#### [PROBLEM REQUIREMENTS]
Every line below should be repeated exactly.

Start of DATASET RECORDS

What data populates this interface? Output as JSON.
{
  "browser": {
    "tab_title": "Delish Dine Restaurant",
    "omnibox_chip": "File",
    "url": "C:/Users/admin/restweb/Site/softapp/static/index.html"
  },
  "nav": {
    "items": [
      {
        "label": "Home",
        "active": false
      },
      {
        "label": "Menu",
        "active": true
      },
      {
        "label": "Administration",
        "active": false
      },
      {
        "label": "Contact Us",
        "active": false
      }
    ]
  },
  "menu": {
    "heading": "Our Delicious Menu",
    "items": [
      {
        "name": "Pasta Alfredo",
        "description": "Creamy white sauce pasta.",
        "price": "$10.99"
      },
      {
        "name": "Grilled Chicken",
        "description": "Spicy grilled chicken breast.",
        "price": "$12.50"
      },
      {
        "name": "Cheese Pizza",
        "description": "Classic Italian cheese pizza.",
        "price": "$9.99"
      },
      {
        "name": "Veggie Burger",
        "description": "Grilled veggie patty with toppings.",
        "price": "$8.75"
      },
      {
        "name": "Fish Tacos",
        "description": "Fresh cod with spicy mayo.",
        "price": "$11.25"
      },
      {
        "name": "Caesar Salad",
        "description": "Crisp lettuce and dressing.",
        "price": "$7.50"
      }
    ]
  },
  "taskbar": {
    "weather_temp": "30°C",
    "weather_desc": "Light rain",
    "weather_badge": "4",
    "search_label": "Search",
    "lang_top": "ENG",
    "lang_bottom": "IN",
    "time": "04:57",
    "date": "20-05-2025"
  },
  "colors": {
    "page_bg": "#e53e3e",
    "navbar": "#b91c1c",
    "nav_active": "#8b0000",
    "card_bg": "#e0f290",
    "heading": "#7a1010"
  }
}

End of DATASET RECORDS

#### [ANSWER BELOW]
What data populates this interface? Output as JSON.
{
  "browser": {
    "tab_title": "Delish Dine Restaurant",
    "omnibox_chip": "File",
    "url": "C:/Users/admin/restweb/Site/softapp/static/index.html"
  },
  "nav": {
    "items": [
      {
        "label": "Home",
        "active": false
      },
      {
        "label": "Menu",
        "active": true
      },
      {
        "label": "Administration",
        "active": false
      },
      {
        "label": "Contact Us",
        "active": false
      }
    ]
  },
  "menu": {
    "heading": "Our Delicious Menu",
    "items": [
      {
        "name": "Pasta Alfredo",
        "description": "Creamy white sauce pasta.",
        "price": "$10.99"
      },
      {
        "name": "Grilled Chicken",
        "description": "Spicy grilled chicken breast.",
        "price": "$12.50"
      },
      {
        "name": "Cheese Pizza",
        "description": "Classic Italian cheese pizza.",
        "price": "$9.99"
      },
      {
        "name": "Veggie Burger",
        "description": "Grilled veggie patty with toppings.",
        "price": "$8.75"
      },
      {
        "name": "Fish Tacos",
        "description": "Fresh cod with spicy mayo.",
        "price": "$11.25"
      },
      {
        "name": "Caesar Salad",
        "description": "Crisp lettuce and dressing.",
        "price": "$7.50"
      }
    ]
  },
  "taskbar": {
    "weather_temp": "30°C",
    "weather_desc": "Light rain",
    "weather_badge": "4",
    "search_label": "Search",
    "lang_top": "ENG",
    "lang_bottom": "IN",
    "time": "04:57",
    "date": "20-05-2025"
  },
  "colors": {
    "page_bg": "#e53e3e",
    "navbar": "#b91c1c",
    "nav_active": "#8b0000",
    "card_bg": "#e0f290",
    "heading": "#7a1010"
  }
}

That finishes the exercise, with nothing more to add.